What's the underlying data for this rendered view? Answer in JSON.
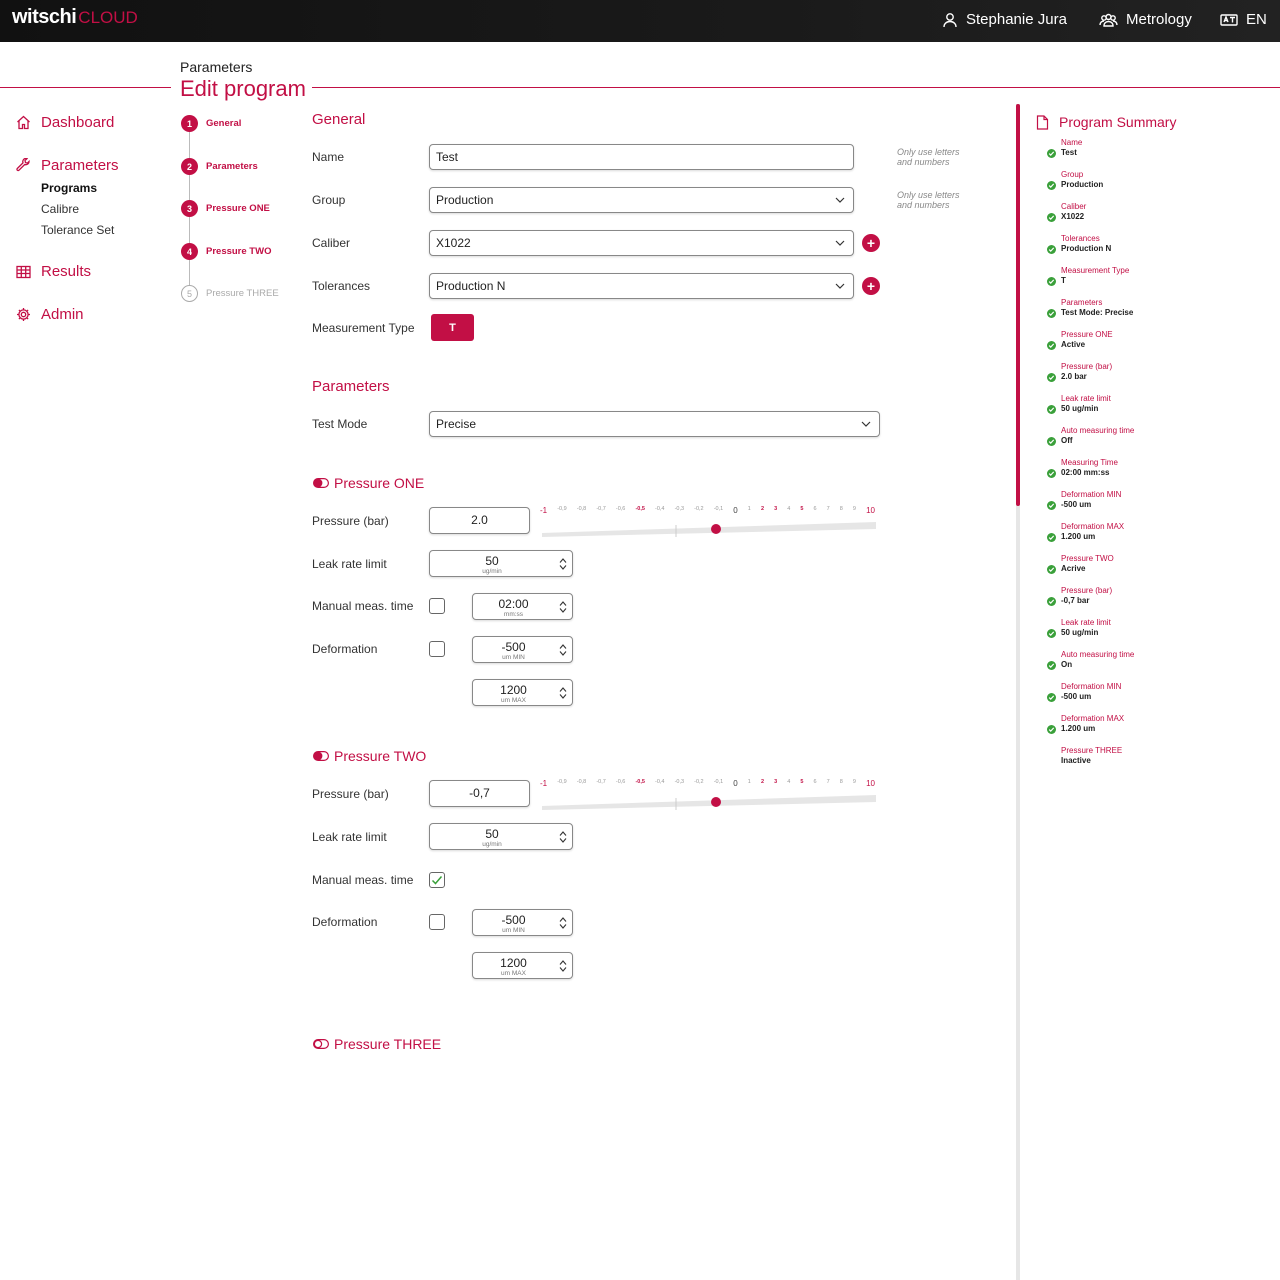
{
  "brand": {
    "name": "witschi",
    "product": "CLOUD"
  },
  "topbar": {
    "user": "Stephanie Jura",
    "workspace": "Metrology",
    "language": "EN"
  },
  "header": {
    "section": "Parameters",
    "title": "Edit program"
  },
  "sidebar": {
    "items": [
      {
        "label": "Dashboard",
        "icon": "home-icon"
      },
      {
        "label": "Parameters",
        "icon": "wrench-icon",
        "children": [
          "Programs",
          "Calibre",
          "Tolerance Set"
        ]
      },
      {
        "label": "Results",
        "icon": "table-icon"
      },
      {
        "label": "Admin",
        "icon": "gear-icon"
      }
    ]
  },
  "steps": [
    {
      "num": "1",
      "label": "General",
      "active": true
    },
    {
      "num": "2",
      "label": "Parameters",
      "active": true
    },
    {
      "num": "3",
      "label": "Pressure ONE",
      "active": true
    },
    {
      "num": "4",
      "label": "Pressure TWO",
      "active": true
    },
    {
      "num": "5",
      "label": "Pressure THREE",
      "active": false
    }
  ],
  "general": {
    "title": "General",
    "name_label": "Name",
    "name_value": "Test",
    "group_label": "Group",
    "group_value": "Production",
    "caliber_label": "Caliber",
    "caliber_value": "X1022",
    "tolerances_label": "Tolerances",
    "tolerances_value": "Production N",
    "mtype_label": "Measurement Type",
    "mtype_value": "T",
    "hint": "Only use letters and numbers"
  },
  "parameters": {
    "title": "Parameters",
    "test_mode_label": "Test Mode",
    "test_mode_value": "Precise"
  },
  "pressure_one": {
    "title": "Pressure ONE",
    "pressure_label": "Pressure (bar)",
    "pressure_value": "2.0",
    "leak_label": "Leak rate limit",
    "leak_value": "50",
    "leak_unit": "ug/min",
    "manual_label": "Manual meas. time",
    "manual_checked": false,
    "time_value": "02:00",
    "time_unit": "mm:ss",
    "deformation_label": "Deformation",
    "deformation_checked": false,
    "def_min_value": "-500",
    "def_min_unit": "um MIN",
    "def_max_value": "1200",
    "def_max_unit": "um MAX",
    "slider_level": 2
  },
  "pressure_two": {
    "title": "Pressure TWO",
    "pressure_label": "Pressure (bar)",
    "pressure_value": "-0,7",
    "leak_label": "Leak rate limit",
    "leak_value": "50",
    "leak_unit": "ug/min",
    "manual_label": "Manual meas. time",
    "manual_checked": true,
    "deformation_label": "Deformation",
    "deformation_checked": false,
    "def_min_value": "-500",
    "def_min_unit": "um MIN",
    "def_max_value": "1200",
    "def_max_unit": "um MAX",
    "slider_level": 2
  },
  "pressure_three": {
    "title": "Pressure THREE"
  },
  "slider_ticks": [
    "-1",
    "-0,9",
    "-0,8",
    "-0,7",
    "-0,6",
    "-0,5",
    "-0,4",
    "-0,3",
    "-0,2",
    "-0,1",
    "0",
    "1",
    "2",
    "3",
    "4",
    "5",
    "6",
    "7",
    "8",
    "9",
    "10"
  ],
  "summary": {
    "title": "Program Summary",
    "items": [
      {
        "label": "Name",
        "value": "Test",
        "ok": true
      },
      {
        "label": "Group",
        "value": "Production",
        "ok": true
      },
      {
        "label": "Caliber",
        "value": "X1022",
        "ok": true
      },
      {
        "label": "Tolerances",
        "value": "Production N",
        "ok": true
      },
      {
        "label": "Measurement Type",
        "value": "T",
        "ok": true
      },
      {
        "label": "Parameters",
        "value": "Test Mode: Precise",
        "ok": true
      },
      {
        "label": "Pressure ONE",
        "value": "Active",
        "ok": true
      },
      {
        "label": "Pressure (bar)",
        "value": "2.0 bar",
        "ok": true
      },
      {
        "label": "Leak rate limit",
        "value": "50 ug/min",
        "ok": true
      },
      {
        "label": "Auto measuring time",
        "value": "Off",
        "ok": true
      },
      {
        "label": "Measuring Time",
        "value": "02:00 mm:ss",
        "ok": true
      },
      {
        "label": "Deformation MIN",
        "value": "-500 um",
        "ok": true
      },
      {
        "label": "Deformation MAX",
        "value": "1.200 um",
        "ok": true
      },
      {
        "label": "Pressure TWO",
        "value": "Acrive",
        "ok": true
      },
      {
        "label": "Pressure (bar)",
        "value": "-0,7 bar",
        "ok": true
      },
      {
        "label": "Leak rate limit",
        "value": "50 ug/min",
        "ok": true
      },
      {
        "label": "Auto measuring time",
        "value": "On",
        "ok": true
      },
      {
        "label": "Deformation MIN",
        "value": "-500 um",
        "ok": true
      },
      {
        "label": "Deformation MAX",
        "value": "1.200 um",
        "ok": true
      },
      {
        "label": "Pressure THREE",
        "value": "Inactive",
        "ok": false
      }
    ]
  },
  "colors": {
    "accent": "#c20f45",
    "ok": "#3aa03a",
    "topbar": "#111111"
  }
}
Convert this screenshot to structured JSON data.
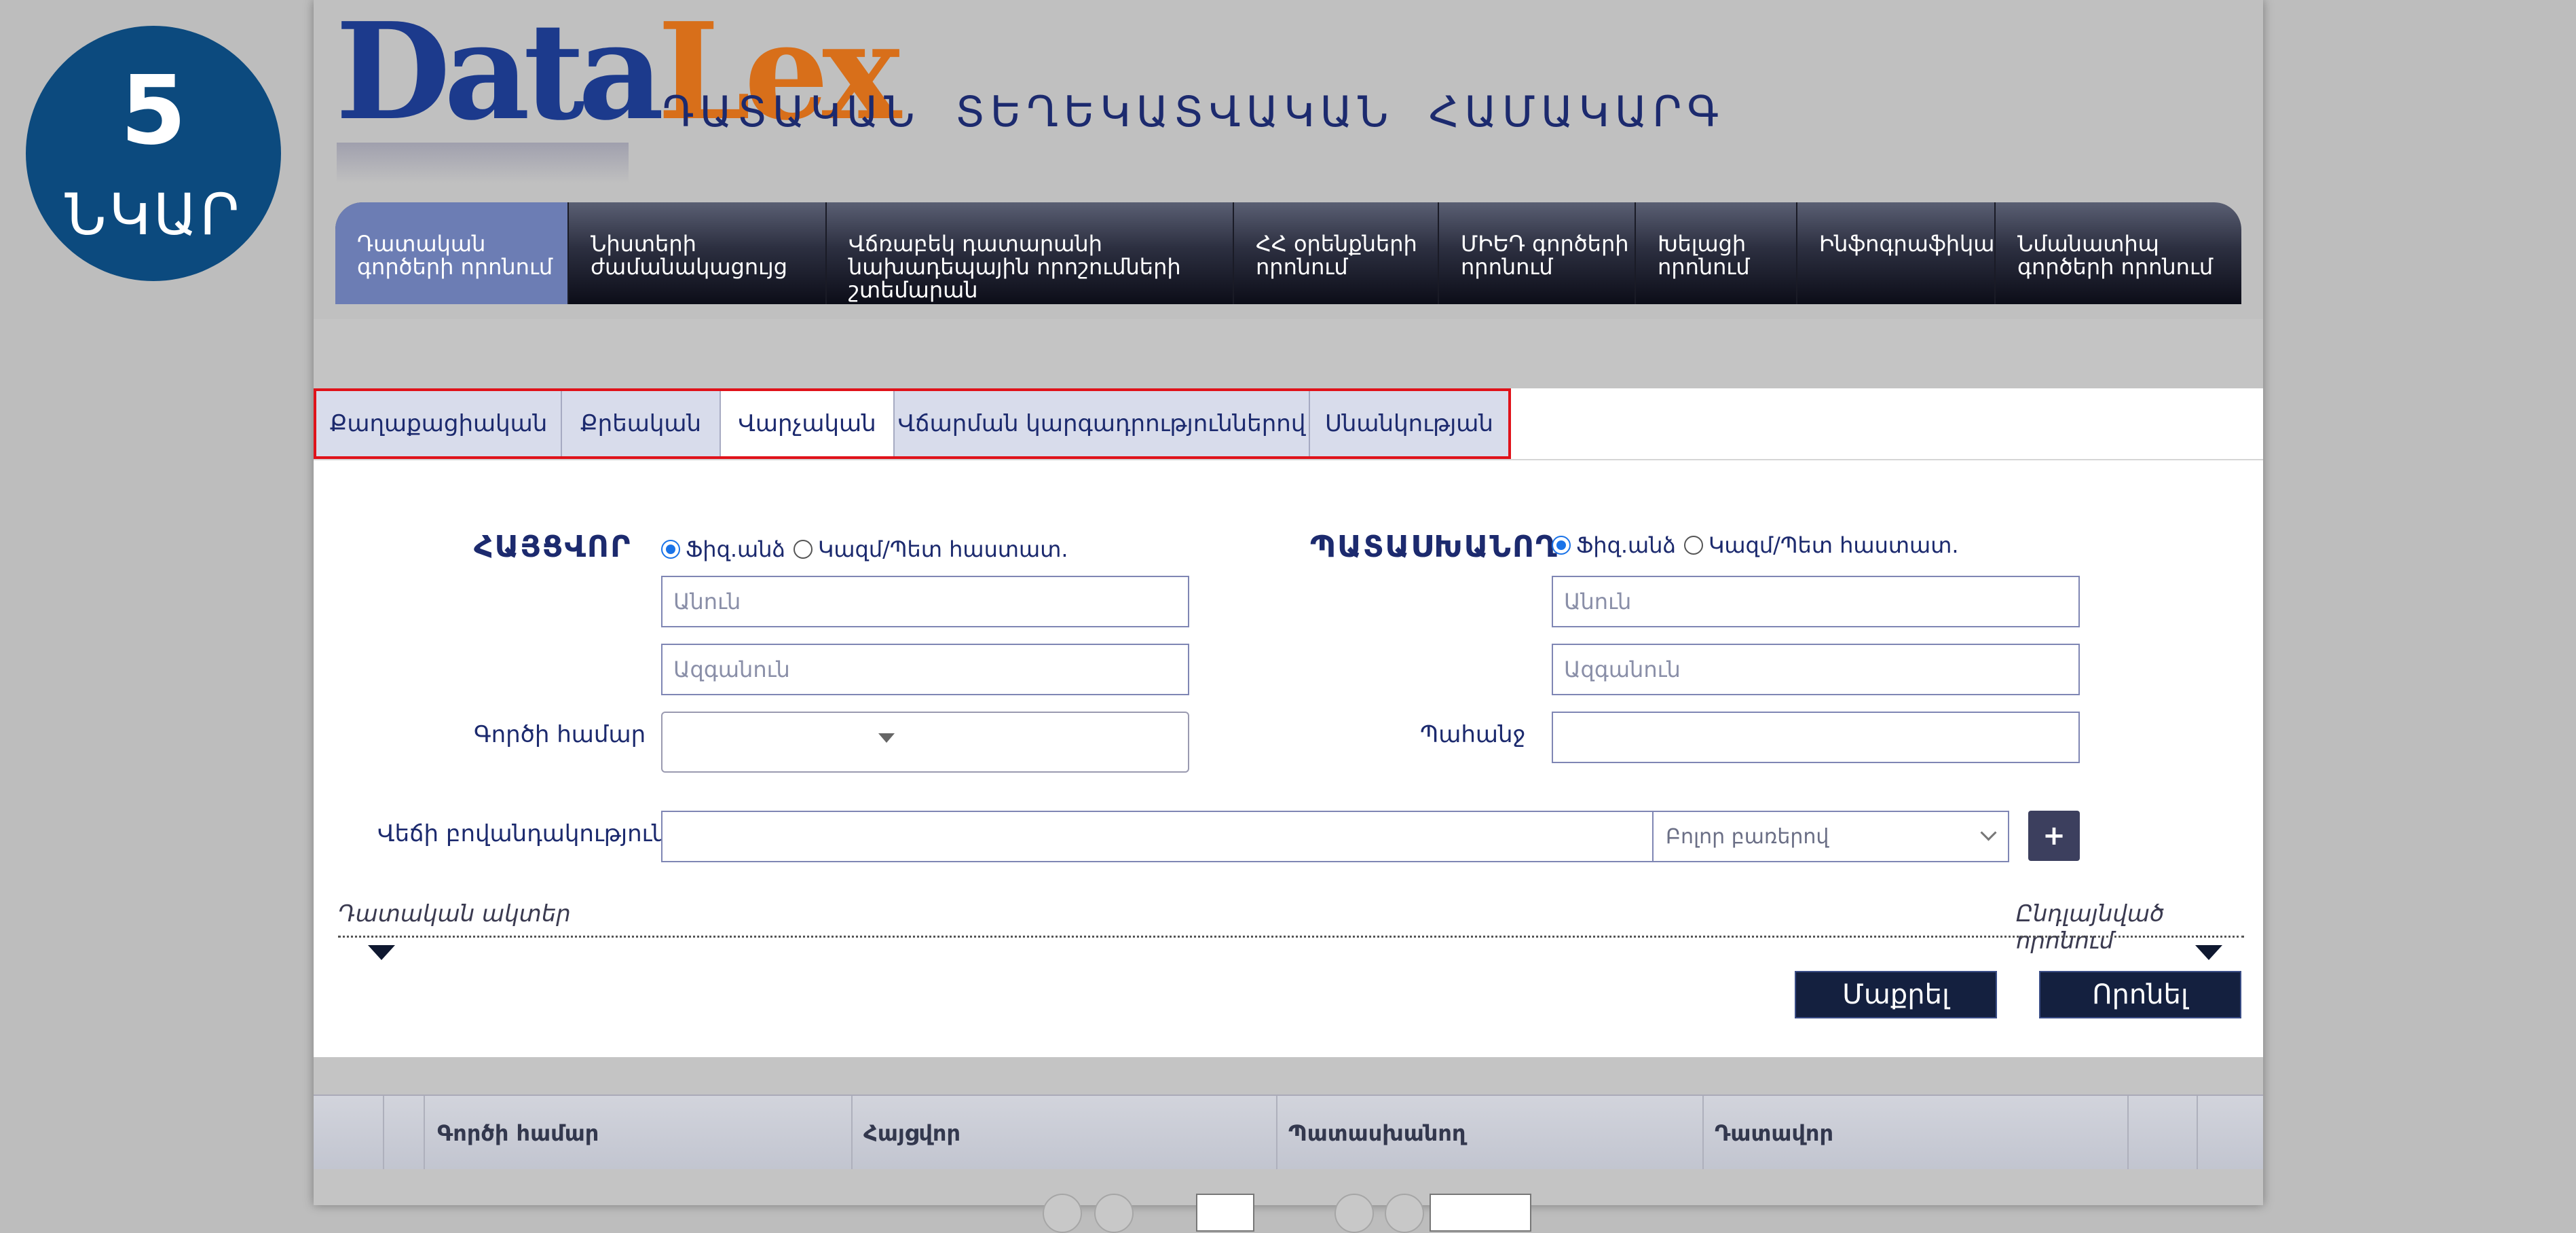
{
  "step_badge": {
    "number": "5",
    "word": "ՆԿԱՐ"
  },
  "header": {
    "logo_part1": "Data",
    "logo_part2": "Lex",
    "site_title": "ԴԱՏԱԿԱՆ ՏԵՂԵԿԱՏՎԱԿԱՆ ՀԱՄԱԿԱՐԳ"
  },
  "nav": {
    "items": [
      {
        "label": "Դատական գործերի որոնում",
        "active": true
      },
      {
        "label": "Նիստերի ժամանակացույց"
      },
      {
        "label": "Վճռաբեկ դատարանի նախադեպային որոշումների շտեմարան"
      },
      {
        "label": "ՀՀ օրենքների որոնում"
      },
      {
        "label": "ՄԻԵԴ գործերի որոնում"
      },
      {
        "label": "Խելացի որոնում"
      },
      {
        "label": "Ինֆոգրաֆիկա"
      },
      {
        "label": "Նմանատիպ գործերի որոնում"
      }
    ]
  },
  "case_tabs": {
    "items": [
      {
        "label": "Քաղաքացիական"
      },
      {
        "label": "Քրեական"
      },
      {
        "label": "Վարչական",
        "active": true
      },
      {
        "label": "Վճարման կարգադրություններով"
      },
      {
        "label": "Սնանկության"
      }
    ]
  },
  "search_form": {
    "plaintiff": {
      "label": "ՀԱՅՑՎՈՐ",
      "radio_person": "Ֆիզ.անձ",
      "radio_org": "Կազմ/Պետ հաստատ.",
      "name_placeholder": "Անուն",
      "surname_placeholder": "Ազգանուն"
    },
    "defendant": {
      "label": "ՊԱՏԱՍԽԱՆՈՂ",
      "radio_person": "Ֆիզ.անձ",
      "radio_org": "Կազմ/Պետ հաստատ.",
      "name_placeholder": "Անուն",
      "surname_placeholder": "Ազգանուն"
    },
    "case_number_label": "Գործի համար",
    "case_number_value": "",
    "claim_label": "Պահանջ",
    "claim_value": "",
    "dispute_content_label": "Վեճի բովանդակություն",
    "dispute_content_value": "",
    "match_mode_selected": "Բոլոր բառերով",
    "add_button": "+",
    "court_acts_link": "Դատական ակտեր",
    "advanced_search_link": "Ընդլայնված որոնում",
    "clear_button": "Մաքրել",
    "search_button": "Որոնել"
  },
  "results_table": {
    "columns": [
      "Գործի համար",
      "Հայցվոր",
      "Պատասխանող",
      "Դատավոր"
    ]
  },
  "colors": {
    "accent": "#0c4a7e",
    "nav_active": "#6c7db4",
    "highlight_box": "#e0121a",
    "button": "#14203f"
  }
}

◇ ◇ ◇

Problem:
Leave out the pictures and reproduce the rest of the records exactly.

Solution for this task:
What's the underlying data for this rendered view? Answer in JSON.
{
  "brand": {
    "name": "witschi",
    "product": "CLOUD"
  },
  "topbar": {
    "user": "Stephanie Jura",
    "workspace": "Metrology",
    "language": "EN"
  },
  "header": {
    "section": "Parameters",
    "title": "Edit program"
  },
  "sidebar": {
    "items": [
      {
        "label": "Dashboard",
        "icon": "home-icon"
      },
      {
        "label": "Parameters",
        "icon": "wrench-icon",
        "children": [
          "Programs",
          "Calibre",
          "Tolerance Set"
        ]
      },
      {
        "label": "Results",
        "icon": "table-icon"
      },
      {
        "label": "Admin",
        "icon": "gear-icon"
      }
    ]
  },
  "steps": [
    {
      "num": "1",
      "label": "General",
      "active": true
    },
    {
      "num": "2",
      "label": "Parameters",
      "active": true
    },
    {
      "num": "3",
      "label": "Pressure ONE",
      "active": true
    },
    {
      "num": "4",
      "label": "Pressure TWO",
      "active": true
    },
    {
      "num": "5",
      "label": "Pressure THREE",
      "active": false
    }
  ],
  "general": {
    "title": "General",
    "name_label": "Name",
    "name_value": "Test",
    "group_label": "Group",
    "group_value": "Production",
    "caliber_label": "Caliber",
    "caliber_value": "X1022",
    "tolerances_label": "Tolerances",
    "tolerances_value": "Production N",
    "mtype_label": "Measurement Type",
    "mtype_value": "T",
    "hint": "Only use letters and numbers"
  },
  "parameters": {
    "title": "Parameters",
    "test_mode_label": "Test Mode",
    "test_mode_value": "Precise"
  },
  "pressure_one": {
    "title": "Pressure ONE",
    "pressure_label": "Pressure (bar)",
    "pressure_value": "2.0",
    "leak_label": "Leak rate limit",
    "leak_value": "50",
    "leak_unit": "ug/min",
    "manual_label": "Manual meas. time",
    "manual_checked": false,
    "time_value": "02:00",
    "time_unit": "mm:ss",
    "deformation_label": "Deformation",
    "deformation_checked": false,
    "def_min_value": "-500",
    "def_min_unit": "um MIN",
    "def_max_value": "1200",
    "def_max_unit": "um MAX",
    "slider_level": 2
  },
  "pressure_two": {
    "title": "Pressure TWO",
    "pressure_label": "Pressure (bar)",
    "pressure_value": "-0,7",
    "leak_label": "Leak rate limit",
    "leak_value": "50",
    "leak_unit": "ug/min",
    "manual_label": "Manual meas. time",
    "manual_checked": true,
    "deformation_label": "Deformation",
    "deformation_checked": false,
    "def_min_value": "-500",
    "def_min_unit": "um MIN",
    "def_max_value": "1200",
    "def_max_unit": "um MAX",
    "slider_level": 2
  },
  "pressure_three": {
    "title": "Pressure THREE"
  },
  "slider_ticks": [
    "-1",
    "-0,9",
    "-0,8",
    "-0,7",
    "-0,6",
    "-0,5",
    "-0,4",
    "-0,3",
    "-0,2",
    "-0,1",
    "0",
    "1",
    "2",
    "3",
    "4",
    "5",
    "6",
    "7",
    "8",
    "9",
    "10"
  ],
  "summary": {
    "title": "Program Summary",
    "items": [
      {
        "label": "Name",
        "value": "Test",
        "ok": true
      },
      {
        "label": "Group",
        "value": "Production",
        "ok": true
      },
      {
        "label": "Caliber",
        "value": "X1022",
        "ok": true
      },
      {
        "label": "Tolerances",
        "value": "Production N",
        "ok": true
      },
      {
        "label": "Measurement Type",
        "value": "T",
        "ok": true
      },
      {
        "label": "Parameters",
        "value": "Test Mode: Precise",
        "ok": true
      },
      {
        "label": "Pressure ONE",
        "value": "Active",
        "ok": true
      },
      {
        "label": "Pressure (bar)",
        "value": "2.0 bar",
        "ok": true
      },
      {
        "label": "Leak rate limit",
        "value": "50 ug/min",
        "ok": true
      },
      {
        "label": "Auto measuring time",
        "value": "Off",
        "ok": true
      },
      {
        "label": "Measuring Time",
        "value": "02:00 mm:ss",
        "ok": true
      },
      {
        "label": "Deformation MIN",
        "value": "-500 um",
        "ok": true
      },
      {
        "label": "Deformation MAX",
        "value": "1.200 um",
        "ok": true
      },
      {
        "label": "Pressure TWO",
        "value": "Acrive",
        "ok": true
      },
      {
        "label": "Pressure (bar)",
        "value": "-0,7 bar",
        "ok": true
      },
      {
        "label": "Leak rate limit",
        "value": "50 ug/min",
        "ok": true
      },
      {
        "label": "Auto measuring time",
        "value": "On",
        "ok": true
      },
      {
        "label": "Deformation MIN",
        "value": "-500 um",
        "ok": true
      },
      {
        "label": "Deformation MAX",
        "value": "1.200 um",
        "ok": true
      },
      {
        "label": "Pressure THREE",
        "value": "Inactive",
        "ok": false
      }
    ]
  },
  "colors": {
    "accent": "#c20f45",
    "ok": "#3aa03a",
    "topbar": "#111111"
  }
}
Convert this screenshot to structured JSON data.
{
  "step_badge": {
    "number": "5",
    "word": "ՆԿԱՐ"
  },
  "header": {
    "logo_part1": "Data",
    "logo_part2": "Lex",
    "site_title": "ԴԱՏԱԿԱՆ ՏԵՂԵԿԱՏՎԱԿԱՆ ՀԱՄԱԿԱՐԳ"
  },
  "nav": {
    "items": [
      {
        "label": "Դատական գործերի որոնում",
        "active": true
      },
      {
        "label": "Նիստերի ժամանակացույց"
      },
      {
        "label": "Վճռաբեկ դատարանի նախադեպային որոշումների շտեմարան"
      },
      {
        "label": "ՀՀ օրենքների որոնում"
      },
      {
        "label": "ՄԻԵԴ գործերի որոնում"
      },
      {
        "label": "Խելացի որոնում"
      },
      {
        "label": "Ինֆոգրաֆիկա"
      },
      {
        "label": "Նմանատիպ գործերի որոնում"
      }
    ]
  },
  "case_tabs": {
    "items": [
      {
        "label": "Քաղաքացիական"
      },
      {
        "label": "Քրեական"
      },
      {
        "label": "Վարչական",
        "active": true
      },
      {
        "label": "Վճարման կարգադրություններով"
      },
      {
        "label": "Սնանկության"
      }
    ]
  },
  "search_form": {
    "plaintiff": {
      "label": "ՀԱՅՑՎՈՐ",
      "radio_person": "Ֆիզ.անձ",
      "radio_org": "Կազմ/Պետ հաստատ.",
      "name_placeholder": "Անուն",
      "surname_placeholder": "Ազգանուն"
    },
    "defendant": {
      "label": "ՊԱՏԱՍԽԱՆՈՂ",
      "radio_person": "Ֆիզ.անձ",
      "radio_org": "Կազմ/Պետ հաստատ.",
      "name_placeholder": "Անուն",
      "surname_placeholder": "Ազգանուն"
    },
    "case_number_label": "Գործի համար",
    "case_number_value": "",
    "claim_label": "Պահանջ",
    "claim_value": "",
    "dispute_content_label": "Վեճի բովանդակություն",
    "dispute_content_value": "",
    "match_mode_selected": "Բոլոր բառերով",
    "add_button": "+",
    "court_acts_link": "Դատական ակտեր",
    "advanced_search_link": "Ընդլայնված որոնում",
    "clear_button": "Մաքրել",
    "search_button": "Որոնել"
  },
  "results_table": {
    "columns": [
      "Գործի համար",
      "Հայցվոր",
      "Պատասխանող",
      "Դատավոր"
    ]
  },
  "colors": {
    "accent": "#0c4a7e",
    "nav_active": "#6c7db4",
    "highlight_box": "#e0121a",
    "button": "#14203f"
  }
}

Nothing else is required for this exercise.